Mexico expects U.S. response to AstraZeneca vaccine request on Friday

MEXICO CITY (Reuters) - The U.S. government is expected to respond by Friday to Mexico’s request to share doses of stockpiled AstraZeneca COVID-19 vaccines, a senior Mexican official said Tuesday, as Canadian authorities also seek extra doses from their southern neighbor.

Airline employees unload a container with a batch of the AstraZeneca's COVID-19 vaccine, at the Benito Juarez International Airport, in Mexico City, Mexico March 16, 2021. Mexico Presidency/Handout via REUTERS

Reuters reported this week that Mexico had asked for extra shipments of the British-developed vaccine, since it has yet to be approved for use in the United States.

“I’d say we’ve made good progress, but the details, figures, provisions, won’t be known until Friday,” Mexican Foreign Minister Marcelo Ebrard told reporters on Tuesday morning. “We requested as many (AstraZeneca doses) as possible.”

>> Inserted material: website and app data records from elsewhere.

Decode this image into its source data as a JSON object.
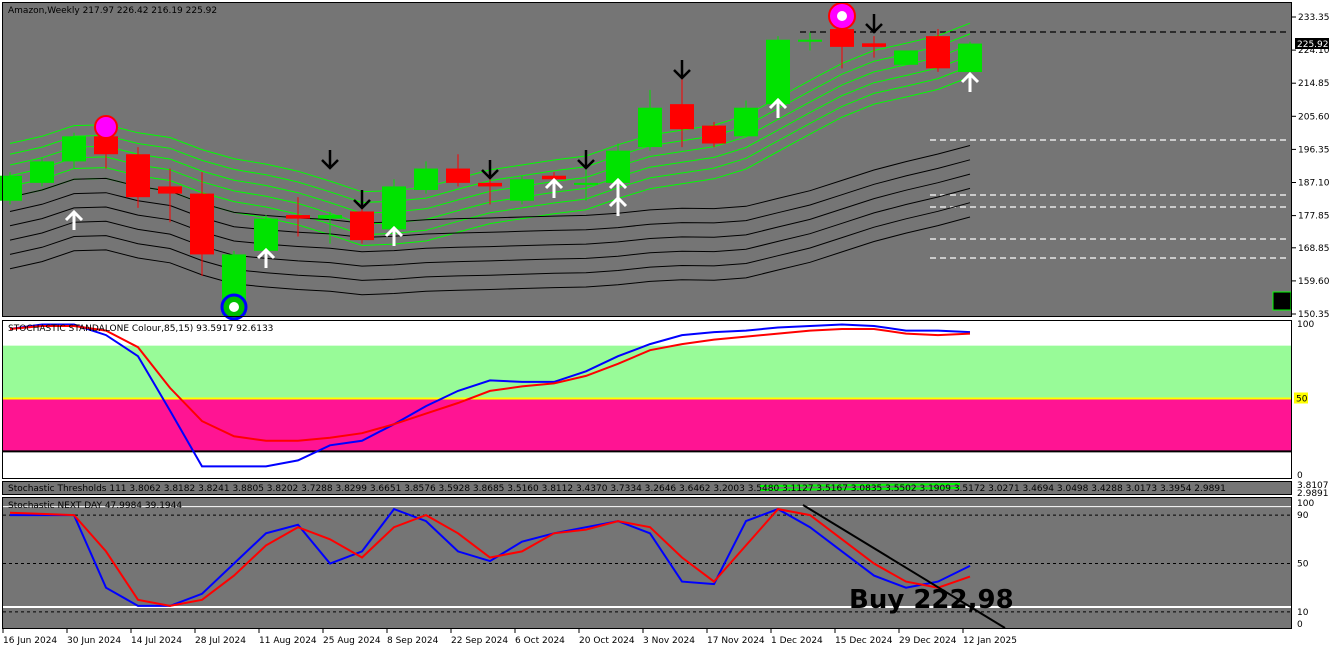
{
  "colors": {
    "chart_bg": "#757575",
    "bull": "#00e300",
    "bear": "#ff0000",
    "ma_green": "#00ff00",
    "ma_black": "#000000",
    "stoch_blue": "#0000ff",
    "stoch_red": "#ff0000",
    "zone_green": "#98fb98",
    "zone_pink": "#ff1493",
    "level_yellow": "#ffff00"
  },
  "main": {
    "header": "Amazon,Weekly  217.97 226.42 216.19 225.92",
    "price_ticks": [
      "233.35",
      "224.10",
      "214.85",
      "205.60",
      "196.35",
      "187.10",
      "177.85",
      "168.85",
      "159.60",
      "150.35"
    ],
    "current_price": "225.92"
  },
  "stoch1": {
    "header": "STOCHASTIC STANDALONE Colour,85,15) 93.5917 92.6133",
    "ticks": [
      "100",
      "50",
      "0"
    ]
  },
  "stoch_thresh": {
    "header": "Stochastic Thresholds 111  3.8062 3.8182 3.8241 3.8805 3.8202 3.7288 3.8299 3.6651 3.8576 3.5928 3.8685 3.5160 3.8112 3.4370 3.7334 3.2646 3.6462 3.2003 3.5480 3.1127 3.5167 3.0835 3.5502 3.1909 3.5172 3.0271 3.4694 3.0498 3.4288 3.0173 3.3954 2.9891",
    "ticks": [
      "3.8107",
      "2.9891"
    ]
  },
  "stoch2": {
    "header": "Stochastic NEXT DAY 47.9984 39.1944",
    "ticks": [
      "100",
      "90",
      "50",
      "10",
      "0"
    ],
    "annotation": "Buy 222,98"
  },
  "date_labels": [
    "16 Jun 2024",
    "30 Jun 2024",
    "14 Jul 2024",
    "28 Jul 2024",
    "11 Aug 2024",
    "25 Aug 2024",
    "8 Sep 2024",
    "22 Sep 2024",
    "6 Oct 2024",
    "20 Oct 2024",
    "3 Nov 2024",
    "17 Nov 2024",
    "1 Dec 2024",
    "15 Dec 2024",
    "29 Dec 2024",
    "12 Jan 2025"
  ],
  "chart_data": {
    "type": "candlestick",
    "symbol": "Amazon",
    "timeframe": "Weekly",
    "candles": [
      {
        "o": 182,
        "h": 190,
        "l": 181,
        "c": 189
      },
      {
        "o": 187,
        "h": 194,
        "l": 186,
        "c": 193
      },
      {
        "o": 193,
        "h": 201,
        "l": 191,
        "c": 200
      },
      {
        "o": 200,
        "h": 201,
        "l": 191,
        "c": 195
      },
      {
        "o": 195,
        "h": 197,
        "l": 180,
        "c": 183
      },
      {
        "o": 186,
        "h": 191,
        "l": 176,
        "c": 184
      },
      {
        "o": 184,
        "h": 190,
        "l": 161,
        "c": 167
      },
      {
        "o": 150,
        "h": 168,
        "l": 150,
        "c": 167
      },
      {
        "o": 168,
        "h": 178,
        "l": 166,
        "c": 177
      },
      {
        "o": 178,
        "h": 183,
        "l": 172,
        "c": 177
      },
      {
        "o": 177,
        "h": 179,
        "l": 170,
        "c": 178
      },
      {
        "o": 179,
        "h": 181,
        "l": 170,
        "c": 171
      },
      {
        "o": 174,
        "h": 188,
        "l": 172,
        "c": 186
      },
      {
        "o": 185,
        "h": 193,
        "l": 184,
        "c": 191
      },
      {
        "o": 191,
        "h": 195,
        "l": 186,
        "c": 187
      },
      {
        "o": 187,
        "h": 190,
        "l": 181,
        "c": 186
      },
      {
        "o": 182,
        "h": 189,
        "l": 181,
        "c": 188
      },
      {
        "o": 189,
        "h": 190,
        "l": 186,
        "c": 188
      },
      {
        "o": 187,
        "h": 192,
        "l": 182,
        "c": 187
      },
      {
        "o": 187,
        "h": 198,
        "l": 186,
        "c": 196
      },
      {
        "o": 197,
        "h": 213,
        "l": 196,
        "c": 208
      },
      {
        "o": 209,
        "h": 216,
        "l": 197,
        "c": 202
      },
      {
        "o": 203,
        "h": 204,
        "l": 197,
        "c": 198
      },
      {
        "o": 200,
        "h": 210,
        "l": 200,
        "c": 208
      },
      {
        "o": 209,
        "h": 228,
        "l": 208,
        "c": 227
      },
      {
        "o": 227,
        "h": 229,
        "l": 224,
        "c": 227
      },
      {
        "o": 230,
        "h": 233,
        "l": 219,
        "c": 225
      },
      {
        "o": 226,
        "h": 228,
        "l": 222,
        "c": 225
      },
      {
        "o": 220,
        "h": 224,
        "l": 220,
        "c": 224
      },
      {
        "o": 228,
        "h": 230,
        "l": 218,
        "c": 219
      },
      {
        "o": 217.97,
        "h": 226.42,
        "l": 216.19,
        "c": 225.92
      }
    ],
    "stochastic_standalone": {
      "blue": [
        96,
        99,
        99,
        92,
        78,
        42,
        5,
        5,
        5,
        9,
        19,
        22,
        33,
        45,
        55,
        62,
        61,
        61,
        68,
        78,
        86,
        92,
        94,
        95,
        97,
        98,
        99,
        98,
        95,
        95,
        94
      ],
      "red": [
        96,
        98,
        98,
        95,
        84,
        57,
        35,
        25,
        22,
        22,
        24,
        27,
        33,
        40,
        47,
        55,
        58,
        60,
        65,
        73,
        82,
        86,
        89,
        91,
        93,
        95,
        96,
        96,
        93,
        92,
        93
      ]
    },
    "stochastic_next_day": {
      "blue": [
        90,
        90,
        90,
        30,
        15,
        15,
        25,
        50,
        75,
        82,
        50,
        60,
        95,
        85,
        60,
        52,
        68,
        75,
        80,
        85,
        75,
        35,
        33,
        85,
        95,
        80,
        60,
        40,
        30,
        35,
        47.9984
      ],
      "red": [
        92,
        91,
        90,
        60,
        20,
        15,
        20,
        40,
        65,
        80,
        70,
        55,
        80,
        90,
        75,
        55,
        60,
        75,
        78,
        85,
        80,
        55,
        35,
        65,
        95,
        90,
        70,
        50,
        35,
        30,
        39.1944
      ]
    }
  }
}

Mexican President Andres Manuel Lopez Obrador asked U.S. President Joe Biden for a vaccine “loan” during a virtual meeting on March 1, after Mexico’s vaccine strategy was knocked off course by slow deliveries from Pfizer Inc and German partner BioNTech SE.

“We are hoping for the help, support and solidarity of the U.S. government,” Lopez Obrador told a regular news conference on Tuesday alongside Ebrard. He added that people in Mexico over 60 will be vaccinated by the end of April, a month later than previously planned.

A spokesperson for the White House National Security Council said the U.S. priority is to vaccinate Americans.

“If we have surplus vaccines from that effort we will look for ways to share them,” the person said, without addressing whether the U.S. government would respond to Mexico by Friday.

Asked if U.S. officials will reply by Friday and if they might be softening their stance on sharing doses, a U.S. Department of State spokesperson declined to answer but instead stressed ongoing collaboration.

“We have been working on vaccine clinical trials with science and public health experts in Mexico to evaluate the safety and efficacy of a promising COVID-19 vaccine(s),” the spokesperson said in a brief statement, adding that the U.S. would continue collaborating with Mexico on “all aspects” of pandemic response.

Biden on Tuesday said the United States is in talks with several countries about who could receive any extra doses of COVID-19 vaccines.

“We’re talking with several countries already,” Biden told reporters when asked. “I’ll let you know that very shortly.”

Canadian Procurement Minister Anita Anand said Canada’s ambassador to the United States is in talks with the Biden administration over its supply of unused doses.

“On the subject of these additional AstraZeneca doses ... I am in close touch with Ambassador (Kirsten) Hillman, and we together are engaged with the U.S. administration on this very issue,” Anand told CTV on Sunday.

AstraZeneca is aware of the discussions over possible donations of its vaccines belonging to the U.S. government, a company spokesperson told Reuters.

“We’ve asked the U.S. government to give thoughtful consideration to these requests,” the spokesperson added.

The push by Mexico and Canada to obtain extra AstraZeneca doses comes as several countries, including Germany, Italy and France, have suspended vaccinating people with the product amid concerns over blood clots.

The European Medicines Agency (EMA) said there was no indication that the relatively tiny number of blood clot incidents in vaccinated people had been caused by the AstraZeneca shot, but that experts were assessing that possibility.

Reporting by Anthony Esposito and Raul Cortes Fernandez in Mexico City; Additional reporting by Matt Spetalnick in Washington, David Ljunggren in Ottawa, Sharay Angulo in Mexico City and Julie Steenhuysen in Chicago; Editing by Frank Jack Daniel, Aurora Ellis, Bill Berkrot and Cynthia Osterman